We have lost good players this season, granted, and we would undoubtedly be in a better league position were it not for the injuries to key personnel, but this injury crisis has a lot of silver linings, some obvious and some not so much.
Sure, the injuries give the kids a chance, but this wouldn't be so good if these "kids" didn't so closely fit Nigel Adkins' purported style of play. The injury crisis, and lack of investment until late in the transfer window have presented Adkins with a rare opportunity granted very rarely to modern football managers: a licence to lose.
Now, if we keep losing week in and week out by three goals, then no manager is going to survive that, but consider Adkins' position. When he arrived at the club, he inherited a set of players who were very used to playing a certain style of high tempo, wing-based play - the stuff that got us promoted, but the same stuff that sent us hurtling straight back down again. Adkins was not going to work wonders with that group of players, and we all recognised that it would take some time before "the Adkins way" finally started to filter through.
Last season should have been Adkins' time to remould this squad into his unit of players, and while some definitely stepped up to the plate - Jem Karacan (before his injury), Danny Guthrie and Jordan Obita come to mind - he never really got the investment from the mysterious Anton to bring his vision into reality. He did a decent job last year, and did what any good manager who wants to keep his job should do: he played to the strengths of his playing staff. Wing-play still dominated last year's campaign, with Jobi McAnuff and Garath McCleary often being our most effective attacking outlets. Last season was just a manager doing his job, though, it was not a concerted effort from Adkins to change the way this club goes about its business on the field.

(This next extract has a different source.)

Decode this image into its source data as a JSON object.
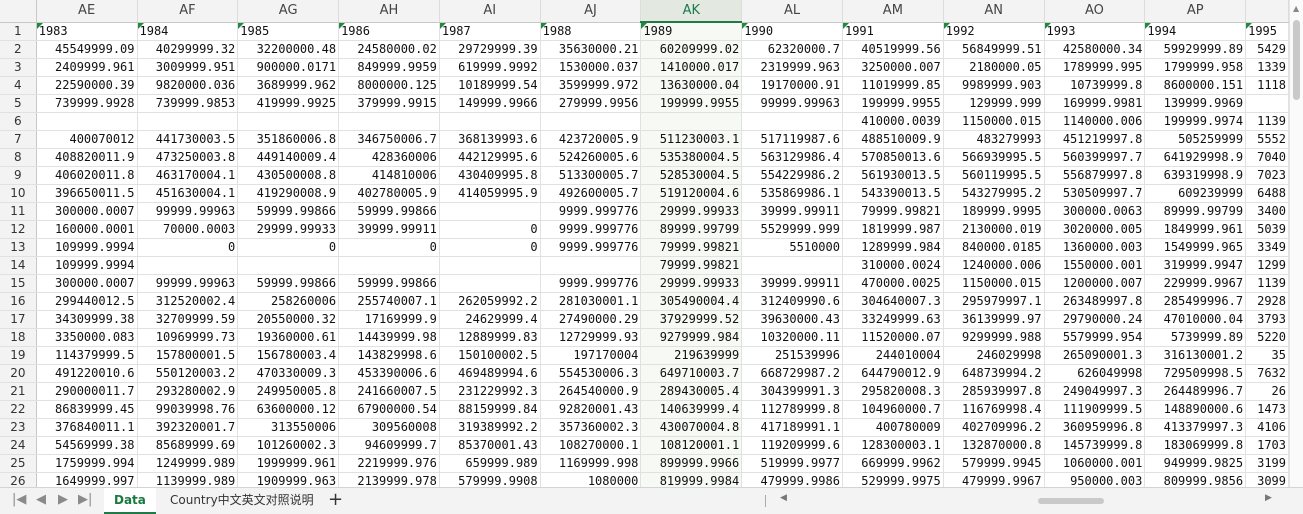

If Adkins had started full-scale experimentation last year then he would have ended up as Brendan Rodgers did: without a job by the time Santa came down the chimney.
This season is different, though. Adkins got some flak for last year's 100 goals stunt, but this season started much more conservatively, with a general consensus forecasting a tough season ahead. Not all fans will like Adkins, I find his media style somewhat awkward and a tad insincere, but most within Royals ranks respect him. With the treatment he received last year, and his determination to stick through it, Adkins has earned himself a deal of respect from the fans. This growth in respect has, perhaps more importantly, earned him a good deal more time to experiment with this team, and perhaps help to mould them into his style of play.
In a lengthy injury list, Adkins also has a strong argument for any game that does not go Reading's way. He has been clever about it, not banging on too much about missing players here and there, and helping to build the confidence of our young players who I do believe he sincerely trusts. In the mind of every Reading fan, though, there is a very convincing narrative that 'everything will be alright once we have McCleary, Karacan, Danny Williams and Stephen Kelly back' (okay maybe not Kelly). We can stomach losses (somewhat) better when we have a convincing excuse in our head as to why things don't seem to be going our way.
Adkins' style of play
All this brings me back to Adkins' style of play. I remember seeing Southampton playing in 2011/12, and then under him in the Premier League in 2012/2013, and drooling at the quality of some of their play. When Adkins took over I was very excited at the prospect of seeing Reading churning out some of the same composed and classy performances that I had seen him produce at Southampton, and while I didn't think it would take quite this long, I'm still sustained by that dream. I now know, though, that we're still not there, and that some serious tinkering still needs to be done if we are to get to that point.
We are in the stage of tinkering. Things aren't going well, but they won't when a team is undergoing a whole change of identity. For me, though, the promised land may just be worth it (let's just stop these 3-0 defeats bringing hell on earth, please).
Adkins needs time, and he is in a position now where he will be given more time to tinker than most other managers in the Football League. So long as he can hide behind the arguments of young blood, loyalty through adversity, and, perhaps most importantly, the length of our injury list, Adkins will survive, and that, as far as I'm concerned, is a good thing for this football club.